When the new batch of women enters the Officers Training Academy in Chennai on September 30 for a 10-month rigorous course to become officers in the Indian Army, it will have among them two women who have already conquered a battle of their own.
Rediff.com's Archana Masih speaks to Nidhi Dubey and Swati Mahadik who will join the Indian Army as officers just as their deceased soldier husbands did before them.
When Nidhi Dubey boarded a train from Bhopal to Chennai on Wednesday, it was a journey which was a culmination of a seven-year struggle.
In the run-up to the journey, she had been waking up early in the morning to go for a 5 km run, spending time at the gym and practicing swimming in the evening. In between all that, she was organising her paperwork and spending as much time with her 7-year-old son, whom she had left behind with her mother in Sagar, Madhya Pradesh.
Nidhi's soldier husband Naik Mukesh Dubey had died of a cardiac arrest in 2009, a year after their wedding -- she had hardly stayed with him for 4 to 5 months in that year.
Widowed at 21 and four months pregnant, she returned to her parents' home in Sagar. Five months after her husband's passing, she gave birth to a son. Nidhi then decided to do an MBA in Indore and later taught in the Army School in Dhana.
A few years ago, she came across an advertisement in the newspaper which said that widows of armed personnel could join the armed forces.
Nidhi Dubey's heart was set. She began training to become an army officer.
"I decided to join the army in 2014. I had the passion that I will make it," Nidhi says over the phone from Sagar. She drew a widow's pension of Rs 8,330 which was 30% of the last salary drawn by her husband and was determined to rebuild her life in the army once again.
"She would wake up at 4 am and go for a run, go to school after that, help her son with homework, do her own preparation for the entrance test, finish the house work and spend time in the gym every evening," says Jailaxmi Vinayak, wife of retired Brigadier R Vinayak in Bhopal, who was one of the many who rallied in their support for Nidhi.

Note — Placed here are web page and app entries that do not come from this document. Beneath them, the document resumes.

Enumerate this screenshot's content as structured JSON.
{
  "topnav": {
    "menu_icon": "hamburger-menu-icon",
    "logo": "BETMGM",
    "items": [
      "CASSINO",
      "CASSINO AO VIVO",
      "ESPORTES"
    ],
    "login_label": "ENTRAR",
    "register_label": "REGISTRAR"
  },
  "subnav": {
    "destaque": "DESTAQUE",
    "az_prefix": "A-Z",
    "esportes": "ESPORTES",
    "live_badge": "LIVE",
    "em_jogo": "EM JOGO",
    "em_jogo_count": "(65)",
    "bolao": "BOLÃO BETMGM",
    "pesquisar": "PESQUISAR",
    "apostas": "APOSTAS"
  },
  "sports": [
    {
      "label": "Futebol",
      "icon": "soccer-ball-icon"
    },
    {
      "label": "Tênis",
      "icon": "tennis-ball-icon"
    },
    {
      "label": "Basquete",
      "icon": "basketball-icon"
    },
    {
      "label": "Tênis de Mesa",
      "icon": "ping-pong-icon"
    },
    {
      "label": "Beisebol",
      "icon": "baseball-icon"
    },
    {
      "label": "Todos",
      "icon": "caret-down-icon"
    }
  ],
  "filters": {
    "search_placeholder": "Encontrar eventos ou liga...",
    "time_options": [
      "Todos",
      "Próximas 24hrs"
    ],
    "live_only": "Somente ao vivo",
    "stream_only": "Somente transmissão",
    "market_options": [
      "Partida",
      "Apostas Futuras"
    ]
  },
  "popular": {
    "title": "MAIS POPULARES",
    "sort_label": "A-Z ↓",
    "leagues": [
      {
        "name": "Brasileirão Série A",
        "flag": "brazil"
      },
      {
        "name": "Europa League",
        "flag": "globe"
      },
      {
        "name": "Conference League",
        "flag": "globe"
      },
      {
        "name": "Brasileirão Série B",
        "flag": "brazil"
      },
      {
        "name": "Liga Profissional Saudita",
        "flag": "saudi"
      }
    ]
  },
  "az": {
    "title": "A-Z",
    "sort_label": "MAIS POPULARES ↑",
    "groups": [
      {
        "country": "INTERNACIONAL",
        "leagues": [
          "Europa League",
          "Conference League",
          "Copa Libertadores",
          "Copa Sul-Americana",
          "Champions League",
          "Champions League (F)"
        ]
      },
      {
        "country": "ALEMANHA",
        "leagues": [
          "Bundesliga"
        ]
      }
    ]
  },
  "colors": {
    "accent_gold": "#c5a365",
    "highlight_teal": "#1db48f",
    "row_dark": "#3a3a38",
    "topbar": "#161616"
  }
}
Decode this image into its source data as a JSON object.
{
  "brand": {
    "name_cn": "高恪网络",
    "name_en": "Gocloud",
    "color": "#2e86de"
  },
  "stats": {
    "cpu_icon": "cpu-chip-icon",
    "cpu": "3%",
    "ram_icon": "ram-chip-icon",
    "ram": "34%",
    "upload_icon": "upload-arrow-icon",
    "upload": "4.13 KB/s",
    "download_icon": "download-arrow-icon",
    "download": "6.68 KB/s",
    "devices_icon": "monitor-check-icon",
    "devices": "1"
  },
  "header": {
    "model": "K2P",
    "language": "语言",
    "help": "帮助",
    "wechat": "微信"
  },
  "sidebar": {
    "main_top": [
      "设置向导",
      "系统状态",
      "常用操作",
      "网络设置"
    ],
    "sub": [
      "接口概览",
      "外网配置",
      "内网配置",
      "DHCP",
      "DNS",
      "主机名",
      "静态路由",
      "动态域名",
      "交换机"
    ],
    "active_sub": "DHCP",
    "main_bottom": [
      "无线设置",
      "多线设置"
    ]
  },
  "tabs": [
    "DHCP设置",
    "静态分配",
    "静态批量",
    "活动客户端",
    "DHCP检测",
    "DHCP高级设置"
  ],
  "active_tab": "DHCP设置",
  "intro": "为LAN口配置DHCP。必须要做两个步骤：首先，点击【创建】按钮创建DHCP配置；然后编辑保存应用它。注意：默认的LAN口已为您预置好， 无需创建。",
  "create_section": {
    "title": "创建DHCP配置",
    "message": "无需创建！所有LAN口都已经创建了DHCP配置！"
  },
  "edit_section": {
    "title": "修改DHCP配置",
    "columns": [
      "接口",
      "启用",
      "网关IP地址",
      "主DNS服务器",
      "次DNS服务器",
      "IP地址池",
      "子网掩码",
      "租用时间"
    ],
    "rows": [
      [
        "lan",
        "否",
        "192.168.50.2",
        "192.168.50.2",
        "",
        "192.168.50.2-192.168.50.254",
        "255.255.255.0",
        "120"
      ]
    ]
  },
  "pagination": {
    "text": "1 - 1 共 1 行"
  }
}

The Mahar Regimental Centre to which her husband belonged gave her special permission to attend Service Selection Board preparatory classes only meant for jawans.
But it wasn't easy. Nidhi appeared for the entrance test five times and only made it in the fifth and final attempt. However, there was one more problem.
Though she had cleared the exam, there was only one vacancy for a war widow at the Academy ,but there were two widows who had cleared the 5-phased Service Selection Board exam for that one vacancy.
When Brigadier R Vinayak heard of this during an interaction with war widows in Madhya Pradesh, he advised her to write to Army Headquarters requesting an additional vacancy. The army finally agreed.
"I want to be a good officer, able to take right decisions," says Nidhi, "I also want to send my son to a Sainik School so that he too can join the army like his father and mother."
At the Academy, Nidhi will be joined by the courageous Swati Mahadik, the wife of martyred Colonel Santosh Mahadik, who sacrificed his life battling terrorists in Kupwara in November last year.
Swati says she had decided to follow in her husband's footsteps when she was bringing his coffin from Udhampur to his native Satara in Maharashtra.
"I could see him in a mirror in his uniform. It was first an emotional decision, but later on I resolved that this was how I could give the children and me a disciplined life that Santosh wanted us to have," says the mother of two, over the phone en route from Pune to Satara.
"Economically, he had empowered us, but I wanted to be independent and he would be proud that I am joining the army," she says.
The defence ministry and the army gave her an age relaxation which she felt removed the biggest hurdle between her and an army career.
In the days before joining the Academy, Swati hired a fitness coach to keep up with the tough physical standards during the course. "Santosh was a fitness freak while I did not even enjoy going for walks," she says with a laugh, "He used to say one should sweat in a workout and now I sweat just like him."
While her 11-year-old daughter and 6-year-old son are in boarding school, she will be able to have them with her once she becomes an officer.
"My daughter is very understanding. I explained to her that she will have to be in the hostel for two years. My son is too young and will be with me in a year. They understand that first I have to settle myself," she says.
Talking about her martyred husband, a para-commando who was decorated with a Shaurya Chakra, she says the qualities of Colonel Mahadik that shone through was his hard work, down to earth nature and a leadership that earned him the love of his troops.
"He worked as a leader, not as a boss and I would like to carry that," she says.
On the cusp of a new chapter in life after an excruciatingly difficult year, Swati Mahadik says she is satisfied. She still cries in grief, but the intensity of the pain has reduced.
"I miss him. I know I can't bring Santosh back but apart from that whatever I could get I have got. I feel there is something to look forward to now."